“We are the main sponsor of the two biggest bicycle events in Fort Worth. One is the Bicycle to Work Day, we picked up on that and we’re the main sponsor for that and get that organized every year,” Ruddel says.
“And we do a Clean Air Bike Rally. The city used to do that. They did it to promote the idea that Fort Worth is a bicycle-friendly community and you can ride your bicycle in Fort Worth. Not just to work, you can ride your bicycle in Fort Worth. They have a lot of bicycle trails in Fort Worth and they are very heavily used.
“We always talk about, hey if you get tired just take your bike to the nearest bus stop, hop on the bus and it will take you back.
“If you just go around the city you will start seeing bikes on the front of buses. You can’t go very far without seeing a bike on the front of a bus. So people are using them.”
In all my interviews with transit directors, the last question I like to ask is if they have any advice for other transit execs. Ruddell smiled and simply said in that drawl, “Yep.” His first bit of advice — good communication.
“Managers need to have good communications,” he says. “Managers need to learn to communicate more both with their employees and with their board.”
And then he gave me these three keys to success: a small ego, thick skin and short toes.
“What I mean by small ego is, never let your ego get in the way of a good decision. That’s the best way to put it. A lot of managers have big egos and sometimes it gets them in trouble, so the key is don’t let your ego get in the way of a good decision,” Ruddell says.
“Thick skin, well everybody knows what that is. Believe me you’ve got to have a thick skin in this business. At this level you just do.”
“Short toes,” Ruddell smiles as he ticks off the third key on his fingers.
“You’ve probably heard the expression you step on somebody’s toes, and so what that means is if you have short toes you don’t have to worry about people stepping on your toes. Let people do what they are good at doing and if somebody has a good idea let them take it forward.

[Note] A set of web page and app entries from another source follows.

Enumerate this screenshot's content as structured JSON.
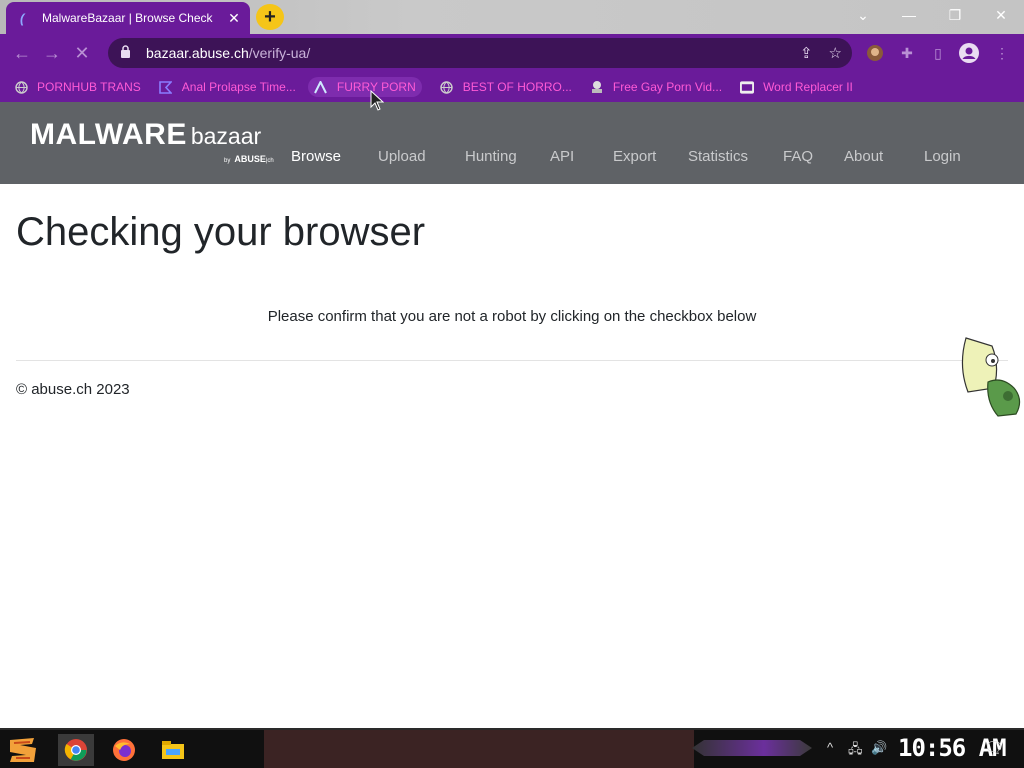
{
  "browser": {
    "tab": {
      "title": "MalwareBazaar | Browse Check",
      "close": "✕"
    },
    "new_tab": "+",
    "window_controls": {
      "minimize": "—",
      "restore": "❐",
      "close": "✕",
      "dropdown": "⌄"
    },
    "url": {
      "host": "bazaar.abuse.ch",
      "path": "/verify-ua/"
    },
    "bookmarks": [
      {
        "label": "PORNHUB TRANS",
        "icon": "globe-icon"
      },
      {
        "label": "Anal Prolapse Time...",
        "icon": "bookmark-icon"
      },
      {
        "label": "FURRY PORN",
        "icon": "a-logo-icon"
      },
      {
        "label": "BEST OF HORRO...",
        "icon": "globe-icon"
      },
      {
        "label": "Free Gay Porn Vid...",
        "icon": "site-icon"
      },
      {
        "label": "Word Replacer II",
        "icon": "wr-icon"
      }
    ]
  },
  "site": {
    "logo": {
      "main": "MALWARE",
      "sub": "bazaar",
      "by_small": "by",
      "by": "ABUSE",
      "by_suffix": "|ch"
    },
    "nav": [
      {
        "label": "Browse",
        "active": true
      },
      {
        "label": "Upload",
        "active": false
      },
      {
        "label": "Hunting",
        "active": false
      },
      {
        "label": "API",
        "active": false
      },
      {
        "label": "Export",
        "active": false
      },
      {
        "label": "Statistics",
        "active": false
      },
      {
        "label": "FAQ",
        "active": false
      },
      {
        "label": "About",
        "active": false
      },
      {
        "label": "Login",
        "active": false
      }
    ]
  },
  "content": {
    "title": "Checking your browser",
    "prompt": "Please confirm that you are not a robot by clicking on the checkbox below",
    "footer": "© abuse.ch 2023"
  },
  "taskbar": {
    "clock": "10:56 AM"
  },
  "colors": {
    "chrome_purple": "#6a1b9a",
    "bookmark_pink": "#ff5ad6",
    "site_header": "#5f6266",
    "new_tab_yellow": "#f5c518"
  }
}
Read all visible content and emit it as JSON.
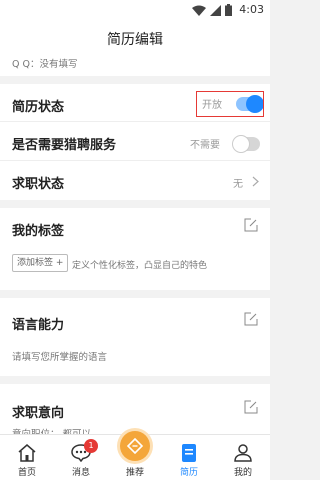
{
  "status_bar": {
    "time": "4:03"
  },
  "header": {
    "title": "简历编辑"
  },
  "contact": {
    "qq_text": "Q Q：没有填写"
  },
  "settings": {
    "resume_status": {
      "label": "简历状态",
      "value": "开放",
      "toggle_on": true
    },
    "headhunter": {
      "label": "是否需要猎聘服务",
      "value": "不需要",
      "toggle_on": false
    },
    "job_status": {
      "label": "求职状态",
      "value": "无"
    }
  },
  "tags_section": {
    "title": "我的标签",
    "add_button": "添加标签 +",
    "hint": "定义个性化标签，凸显自己的特色"
  },
  "language_section": {
    "title": "语言能力",
    "hint": "请填写您所掌握的语言"
  },
  "intent_section": {
    "title": "求职意向",
    "position_text": "意向职位： 都可以"
  },
  "tabbar": {
    "items": [
      {
        "label": "首页"
      },
      {
        "label": "消息",
        "badge": "1"
      },
      {
        "label": "推荐"
      },
      {
        "label": "简历",
        "active": true
      },
      {
        "label": "我的"
      }
    ]
  },
  "colors": {
    "accent": "#1e88ff",
    "highlight_box": "#e53935",
    "recommend": "#f4a63a"
  }
}
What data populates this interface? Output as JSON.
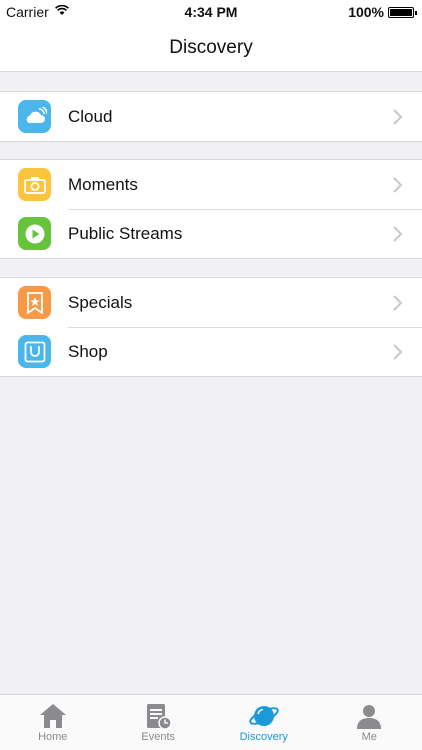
{
  "status_bar": {
    "carrier": "Carrier",
    "time": "4:34 PM",
    "battery": "100%"
  },
  "nav": {
    "title": "Discovery"
  },
  "groups": [
    {
      "items": [
        {
          "label": "Cloud",
          "icon": "cloud-icon",
          "color": "#4ab6ea"
        }
      ]
    },
    {
      "items": [
        {
          "label": "Moments",
          "icon": "camera-icon",
          "color": "#fcc43d"
        },
        {
          "label": "Public Streams",
          "icon": "play-icon",
          "color": "#65c43c"
        }
      ]
    },
    {
      "items": [
        {
          "label": "Specials",
          "icon": "star-bookmark-icon",
          "color": "#f89a45"
        },
        {
          "label": "Shop",
          "icon": "shopping-bag-icon",
          "color": "#4ab6ea"
        }
      ]
    }
  ],
  "tabs": [
    {
      "label": "Home",
      "icon": "home-icon",
      "active": false
    },
    {
      "label": "Events",
      "icon": "events-icon",
      "active": false
    },
    {
      "label": "Discovery",
      "icon": "planet-icon",
      "active": true
    },
    {
      "label": "Me",
      "icon": "person-icon",
      "active": false
    }
  ],
  "colors": {
    "accent": "#1a9ad9",
    "background": "#f1f1f4"
  }
}
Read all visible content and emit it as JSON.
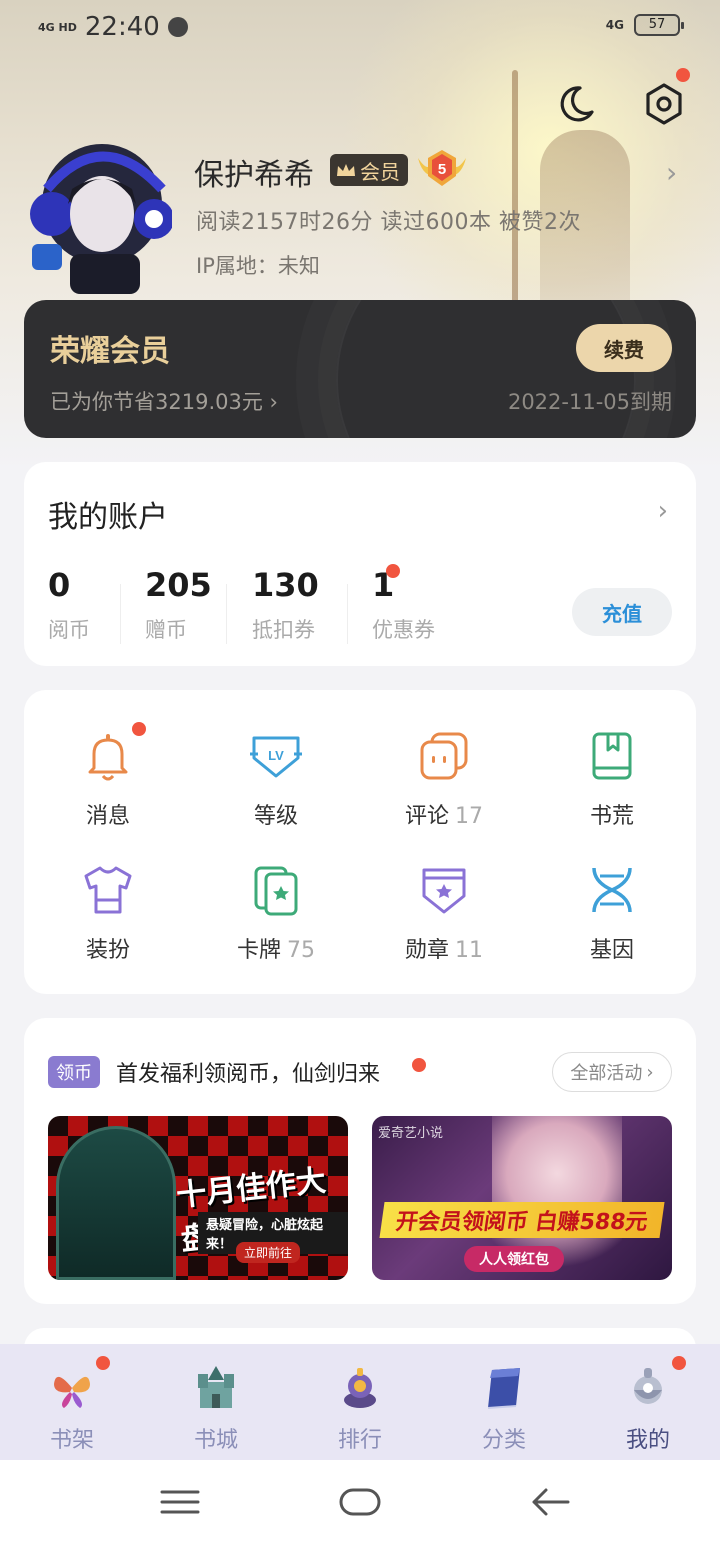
{
  "status_bar": {
    "signal": "4G HD",
    "time": "22:40",
    "network": "4G",
    "battery": "57"
  },
  "profile": {
    "name": "保护希希",
    "vip_badge": "会员",
    "level": "5",
    "reading_stats": "阅读2157时26分  读过600本  被赞2次",
    "ip_location": "IP属地：未知"
  },
  "vip_card": {
    "title": "荣耀会员",
    "saved": "已为你节省3219.03元 ›",
    "renew_label": "续费",
    "expire": "2022-11-05到期"
  },
  "account": {
    "title": "我的账户",
    "items": [
      {
        "value": "0",
        "label": "阅币"
      },
      {
        "value": "205",
        "label": "赠币"
      },
      {
        "value": "130",
        "label": "抵扣券"
      },
      {
        "value": "1",
        "label": "优惠券"
      }
    ],
    "recharge_label": "充值"
  },
  "grid": {
    "items": [
      {
        "label": "消息",
        "count": "",
        "icon": "bell-icon",
        "color": "#e8894a"
      },
      {
        "label": "等级",
        "count": "",
        "icon": "level-icon",
        "color": "#3ea0d8"
      },
      {
        "label": "评论",
        "count": "17",
        "icon": "comment-icon",
        "color": "#e8894a"
      },
      {
        "label": "书荒",
        "count": "",
        "icon": "bookmark-book-icon",
        "color": "#3daa78"
      },
      {
        "label": "装扮",
        "count": "",
        "icon": "tshirt-icon",
        "color": "#8a72d6"
      },
      {
        "label": "卡牌",
        "count": "75",
        "icon": "cards-icon",
        "color": "#3daa78"
      },
      {
        "label": "勋章",
        "count": "11",
        "icon": "medal-icon",
        "color": "#8a72d6"
      },
      {
        "label": "基因",
        "count": "",
        "icon": "dna-icon",
        "color": "#3ea0d8"
      }
    ]
  },
  "activity": {
    "tag": "领币",
    "title": "首发福利领阅币，仙剑归来",
    "all_label": "全部活动",
    "banners": [
      {
        "headline": "十月佳作大盘点",
        "sub": "悬疑冒险，心脏炫起来！",
        "cta": "立即前往"
      },
      {
        "brand": "爱奇艺小说",
        "headline": "开会员领阅币 白赚588元",
        "cta": "人人领红包"
      }
    ]
  },
  "bottom_nav": {
    "items": [
      {
        "label": "书架",
        "icon": "bookshelf-butterfly-icon"
      },
      {
        "label": "书城",
        "icon": "bookstore-castle-icon"
      },
      {
        "label": "排行",
        "icon": "ranking-icon"
      },
      {
        "label": "分类",
        "icon": "category-book-icon"
      },
      {
        "label": "我的",
        "icon": "mine-icon"
      }
    ]
  },
  "colors": {
    "accent_red": "#f1553f",
    "vip_gold": "#e9cf9a",
    "recharge_blue": "#2b8fd8"
  }
}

“Give your staff and your people the idea that if they have a good idea or if they believe something needs to be done, they can do it and they don’t have to worry about stepping on your toes. And everybody will be better off.”